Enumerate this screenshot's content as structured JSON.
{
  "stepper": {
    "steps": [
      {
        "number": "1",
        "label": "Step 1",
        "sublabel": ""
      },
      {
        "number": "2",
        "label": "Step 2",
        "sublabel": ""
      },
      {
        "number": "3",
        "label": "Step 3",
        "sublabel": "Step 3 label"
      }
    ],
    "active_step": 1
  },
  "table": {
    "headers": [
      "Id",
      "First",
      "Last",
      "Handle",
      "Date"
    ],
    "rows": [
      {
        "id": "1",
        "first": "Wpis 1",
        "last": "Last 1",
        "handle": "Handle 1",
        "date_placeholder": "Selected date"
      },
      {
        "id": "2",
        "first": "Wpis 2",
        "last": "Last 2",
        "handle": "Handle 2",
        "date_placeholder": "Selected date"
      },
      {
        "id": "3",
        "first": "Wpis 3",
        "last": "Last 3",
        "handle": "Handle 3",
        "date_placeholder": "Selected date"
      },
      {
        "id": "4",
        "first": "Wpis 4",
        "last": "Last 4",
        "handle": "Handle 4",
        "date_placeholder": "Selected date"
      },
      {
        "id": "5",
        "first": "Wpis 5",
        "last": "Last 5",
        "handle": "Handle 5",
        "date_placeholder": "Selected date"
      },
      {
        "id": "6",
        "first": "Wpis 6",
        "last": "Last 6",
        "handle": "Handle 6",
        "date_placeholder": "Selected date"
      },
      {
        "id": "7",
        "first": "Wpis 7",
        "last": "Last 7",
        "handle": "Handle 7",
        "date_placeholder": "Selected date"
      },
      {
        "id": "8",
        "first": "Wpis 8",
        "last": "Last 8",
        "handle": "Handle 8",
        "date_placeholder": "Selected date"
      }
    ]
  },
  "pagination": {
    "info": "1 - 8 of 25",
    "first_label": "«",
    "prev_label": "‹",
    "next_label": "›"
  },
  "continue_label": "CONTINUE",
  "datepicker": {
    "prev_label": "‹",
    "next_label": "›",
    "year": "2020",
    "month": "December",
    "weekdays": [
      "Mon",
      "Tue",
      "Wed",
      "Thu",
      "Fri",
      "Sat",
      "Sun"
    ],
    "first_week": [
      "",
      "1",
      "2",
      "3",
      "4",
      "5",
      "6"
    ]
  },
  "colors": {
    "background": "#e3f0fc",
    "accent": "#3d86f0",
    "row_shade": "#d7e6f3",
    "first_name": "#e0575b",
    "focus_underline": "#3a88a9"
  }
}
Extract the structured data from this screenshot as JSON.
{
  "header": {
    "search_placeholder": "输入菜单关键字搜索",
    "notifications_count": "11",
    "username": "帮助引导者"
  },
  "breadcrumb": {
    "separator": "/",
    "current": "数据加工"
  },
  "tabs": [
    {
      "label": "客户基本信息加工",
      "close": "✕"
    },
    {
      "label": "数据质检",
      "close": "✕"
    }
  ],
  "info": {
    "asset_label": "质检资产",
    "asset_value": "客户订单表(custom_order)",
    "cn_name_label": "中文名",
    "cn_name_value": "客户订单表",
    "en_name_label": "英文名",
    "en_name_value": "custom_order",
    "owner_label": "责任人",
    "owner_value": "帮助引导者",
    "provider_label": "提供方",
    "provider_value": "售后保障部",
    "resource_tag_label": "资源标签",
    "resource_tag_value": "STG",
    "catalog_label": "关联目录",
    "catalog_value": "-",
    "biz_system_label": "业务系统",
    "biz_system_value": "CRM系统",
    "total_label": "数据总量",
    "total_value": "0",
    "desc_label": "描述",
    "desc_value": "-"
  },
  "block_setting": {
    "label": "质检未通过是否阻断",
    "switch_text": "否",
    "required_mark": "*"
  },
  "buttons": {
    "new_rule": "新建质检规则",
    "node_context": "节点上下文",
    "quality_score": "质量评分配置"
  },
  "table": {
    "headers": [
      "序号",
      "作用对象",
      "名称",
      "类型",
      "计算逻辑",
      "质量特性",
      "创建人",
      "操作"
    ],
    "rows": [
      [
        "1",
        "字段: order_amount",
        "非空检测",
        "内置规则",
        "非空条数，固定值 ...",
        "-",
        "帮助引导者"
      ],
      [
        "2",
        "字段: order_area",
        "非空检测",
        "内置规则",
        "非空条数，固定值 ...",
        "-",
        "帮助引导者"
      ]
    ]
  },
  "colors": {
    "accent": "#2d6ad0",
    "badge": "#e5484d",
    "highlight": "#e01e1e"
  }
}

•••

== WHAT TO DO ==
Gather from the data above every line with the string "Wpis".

== ANSWER TO THE PROBLEM ==
        "first": "Wpis 1",
        "first": "Wpis 2",
        "first": "Wpis 3",
        "first": "Wpis 4",
        "first": "Wpis 5",
        "first": "Wpis 6",
        "first": "Wpis 7",
        "first": "Wpis 8",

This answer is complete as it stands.